When Stoney takes out writer and college professor Paul Vecchio early one morning, he's not optimistic - the man's most reluctant to leave behind his electronic gadgets, and then he won't even pee over the side of the boat but insists on pulling the boat in to one of the calendar islands dotted about the bay, so named because there are close to 365 of them.
Quarantine Island has a history - in 1918 immigrants were kept there in case they brought the deadly Spanish flu with them. In February of that year a fire broke out - between the flames and the frigid winter air, every inhabitants on the island, men, women, children and the nuns ministering to them, died. Worse, there's a suspicion the fire was deliberately lit by citizens fearful of contagion and prejudiced against immigrants. The charred, mutilated body Vecchio discovers is far more recently dead.
This is the second Stoney Calhoun novel, and the elements I so enjoyed in Bitch Creek continue - the writing is lucid and vivid, detailed yet sparse, and the characters are complex. Stoney is a contradiction of a man, both simple, straightforward and direct, yet complex, well trained and layered. He has very clear ideas about where the lines he won't cross are, and even if they don't always make sense to others, he sticks to them. This creates tension in his relationship with Dickman, the local sheriff, and cause him to step back from Kate when she's conflicted about their relationship; although they seem somewhat arbitrary and serve to make him a little less likable, these kinds of traits also add to the depth of his character.

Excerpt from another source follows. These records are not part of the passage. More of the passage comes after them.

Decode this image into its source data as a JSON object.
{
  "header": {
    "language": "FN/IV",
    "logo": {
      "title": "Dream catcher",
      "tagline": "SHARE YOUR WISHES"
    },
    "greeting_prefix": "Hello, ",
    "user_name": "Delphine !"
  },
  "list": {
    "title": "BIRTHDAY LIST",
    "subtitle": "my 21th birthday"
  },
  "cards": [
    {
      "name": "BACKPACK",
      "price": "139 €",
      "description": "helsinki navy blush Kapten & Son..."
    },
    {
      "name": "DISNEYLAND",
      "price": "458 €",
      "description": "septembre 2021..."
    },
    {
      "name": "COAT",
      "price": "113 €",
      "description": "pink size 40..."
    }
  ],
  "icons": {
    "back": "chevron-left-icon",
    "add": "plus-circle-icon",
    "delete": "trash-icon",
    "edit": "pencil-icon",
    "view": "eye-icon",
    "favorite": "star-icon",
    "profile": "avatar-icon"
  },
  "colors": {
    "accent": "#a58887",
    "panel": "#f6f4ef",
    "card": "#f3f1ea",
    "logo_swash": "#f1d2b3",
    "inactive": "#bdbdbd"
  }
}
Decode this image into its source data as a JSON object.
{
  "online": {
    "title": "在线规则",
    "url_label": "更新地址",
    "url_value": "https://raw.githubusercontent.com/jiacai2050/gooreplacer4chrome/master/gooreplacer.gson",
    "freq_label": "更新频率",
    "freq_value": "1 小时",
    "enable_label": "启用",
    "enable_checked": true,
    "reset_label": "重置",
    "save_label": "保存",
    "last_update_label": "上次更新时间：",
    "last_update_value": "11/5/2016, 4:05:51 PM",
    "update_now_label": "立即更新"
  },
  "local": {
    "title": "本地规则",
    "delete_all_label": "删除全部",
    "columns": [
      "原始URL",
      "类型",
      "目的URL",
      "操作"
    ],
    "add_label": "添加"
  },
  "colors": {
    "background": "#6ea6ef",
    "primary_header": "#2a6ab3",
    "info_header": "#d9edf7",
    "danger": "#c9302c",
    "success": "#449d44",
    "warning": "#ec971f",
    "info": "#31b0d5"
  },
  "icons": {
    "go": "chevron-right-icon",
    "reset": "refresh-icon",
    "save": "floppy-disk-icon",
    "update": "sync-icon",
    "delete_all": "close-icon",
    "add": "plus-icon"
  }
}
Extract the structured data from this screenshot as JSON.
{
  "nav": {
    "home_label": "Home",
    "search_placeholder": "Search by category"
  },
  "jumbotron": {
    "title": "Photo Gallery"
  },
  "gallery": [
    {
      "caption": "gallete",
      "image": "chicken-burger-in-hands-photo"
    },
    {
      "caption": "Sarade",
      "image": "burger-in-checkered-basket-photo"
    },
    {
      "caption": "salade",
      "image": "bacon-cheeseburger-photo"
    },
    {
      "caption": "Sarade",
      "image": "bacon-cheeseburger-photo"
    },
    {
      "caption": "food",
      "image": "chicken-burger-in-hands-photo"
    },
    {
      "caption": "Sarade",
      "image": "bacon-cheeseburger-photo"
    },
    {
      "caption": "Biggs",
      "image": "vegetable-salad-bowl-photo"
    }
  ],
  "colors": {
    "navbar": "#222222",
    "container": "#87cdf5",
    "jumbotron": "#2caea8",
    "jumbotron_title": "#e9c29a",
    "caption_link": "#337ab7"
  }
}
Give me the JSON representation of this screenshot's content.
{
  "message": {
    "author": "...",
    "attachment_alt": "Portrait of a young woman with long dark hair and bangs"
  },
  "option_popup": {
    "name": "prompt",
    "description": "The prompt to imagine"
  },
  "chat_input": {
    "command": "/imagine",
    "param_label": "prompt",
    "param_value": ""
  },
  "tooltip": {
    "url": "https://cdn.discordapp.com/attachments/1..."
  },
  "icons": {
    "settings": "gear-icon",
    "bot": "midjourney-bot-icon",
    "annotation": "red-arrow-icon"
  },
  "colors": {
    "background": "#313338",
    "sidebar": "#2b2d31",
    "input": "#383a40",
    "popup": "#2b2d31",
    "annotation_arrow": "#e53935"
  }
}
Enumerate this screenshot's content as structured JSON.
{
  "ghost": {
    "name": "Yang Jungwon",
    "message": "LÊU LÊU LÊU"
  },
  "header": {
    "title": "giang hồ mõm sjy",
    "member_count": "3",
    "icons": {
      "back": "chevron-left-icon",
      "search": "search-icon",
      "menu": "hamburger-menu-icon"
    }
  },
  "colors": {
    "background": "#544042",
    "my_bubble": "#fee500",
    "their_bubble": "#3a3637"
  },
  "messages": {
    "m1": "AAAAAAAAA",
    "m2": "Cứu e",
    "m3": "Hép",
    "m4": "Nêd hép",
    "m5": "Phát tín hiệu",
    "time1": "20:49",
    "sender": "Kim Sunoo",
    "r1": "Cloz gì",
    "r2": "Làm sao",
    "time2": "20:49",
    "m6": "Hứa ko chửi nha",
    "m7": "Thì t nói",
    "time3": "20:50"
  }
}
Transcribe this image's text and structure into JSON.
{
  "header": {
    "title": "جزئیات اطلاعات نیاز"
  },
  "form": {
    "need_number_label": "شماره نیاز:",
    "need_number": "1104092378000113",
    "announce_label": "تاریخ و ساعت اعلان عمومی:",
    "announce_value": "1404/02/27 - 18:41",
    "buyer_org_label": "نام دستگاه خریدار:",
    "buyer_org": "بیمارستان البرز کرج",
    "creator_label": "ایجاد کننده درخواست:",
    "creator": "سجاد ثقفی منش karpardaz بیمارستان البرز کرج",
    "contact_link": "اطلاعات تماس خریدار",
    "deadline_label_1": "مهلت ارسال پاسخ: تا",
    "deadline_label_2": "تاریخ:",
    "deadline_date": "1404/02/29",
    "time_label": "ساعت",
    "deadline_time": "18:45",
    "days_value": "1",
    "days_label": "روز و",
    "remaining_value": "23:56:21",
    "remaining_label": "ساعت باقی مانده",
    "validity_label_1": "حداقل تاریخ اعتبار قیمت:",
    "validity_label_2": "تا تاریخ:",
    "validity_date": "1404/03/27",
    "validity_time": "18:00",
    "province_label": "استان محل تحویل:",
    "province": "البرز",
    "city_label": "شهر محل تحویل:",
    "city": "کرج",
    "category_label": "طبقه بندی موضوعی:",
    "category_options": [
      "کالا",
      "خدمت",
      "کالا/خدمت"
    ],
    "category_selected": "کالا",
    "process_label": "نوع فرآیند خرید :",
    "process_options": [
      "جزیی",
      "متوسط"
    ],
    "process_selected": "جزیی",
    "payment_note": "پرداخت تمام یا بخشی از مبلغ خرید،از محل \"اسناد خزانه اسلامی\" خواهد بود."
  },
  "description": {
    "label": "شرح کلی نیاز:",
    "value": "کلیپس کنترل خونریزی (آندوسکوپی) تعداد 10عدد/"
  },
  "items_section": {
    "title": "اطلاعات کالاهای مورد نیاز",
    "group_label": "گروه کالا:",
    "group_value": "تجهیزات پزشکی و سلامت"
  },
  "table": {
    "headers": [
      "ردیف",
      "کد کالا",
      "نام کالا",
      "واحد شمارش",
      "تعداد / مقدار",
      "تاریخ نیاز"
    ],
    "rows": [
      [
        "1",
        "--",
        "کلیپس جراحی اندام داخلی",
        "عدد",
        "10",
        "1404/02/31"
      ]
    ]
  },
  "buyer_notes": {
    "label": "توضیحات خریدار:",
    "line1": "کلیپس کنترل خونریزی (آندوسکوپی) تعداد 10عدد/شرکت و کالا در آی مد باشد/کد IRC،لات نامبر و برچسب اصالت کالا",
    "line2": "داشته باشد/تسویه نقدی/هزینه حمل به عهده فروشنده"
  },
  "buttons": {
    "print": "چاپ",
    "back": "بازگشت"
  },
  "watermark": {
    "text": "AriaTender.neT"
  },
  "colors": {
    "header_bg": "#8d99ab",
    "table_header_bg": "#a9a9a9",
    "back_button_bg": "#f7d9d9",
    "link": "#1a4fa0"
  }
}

The Man in the Suit, an anonymous government representative tasked with keeping tabs on the potential for Stoney's memory returning, also makes an appearance, in no small part setting the stage for the final in this too-short series.
I can't read the novels when hungry, because Tapply's descriptions of the steaks he cooks when expecting Kate to come by are so vivid. I've also learned a number of things I'd otherwise have been oblivious to; in this instance the most vivid one is the definition of keelhauling, something I'd previously given little thought to but heard of and assumed was considerably more benign than it is. I so enjoyed Gray Ghost that I've not only borrowed its sequel but begun reading it before writing this review (and the sadly many other reviews patiently waiting in line). - Alex
The Stoney Calhoun trilogy: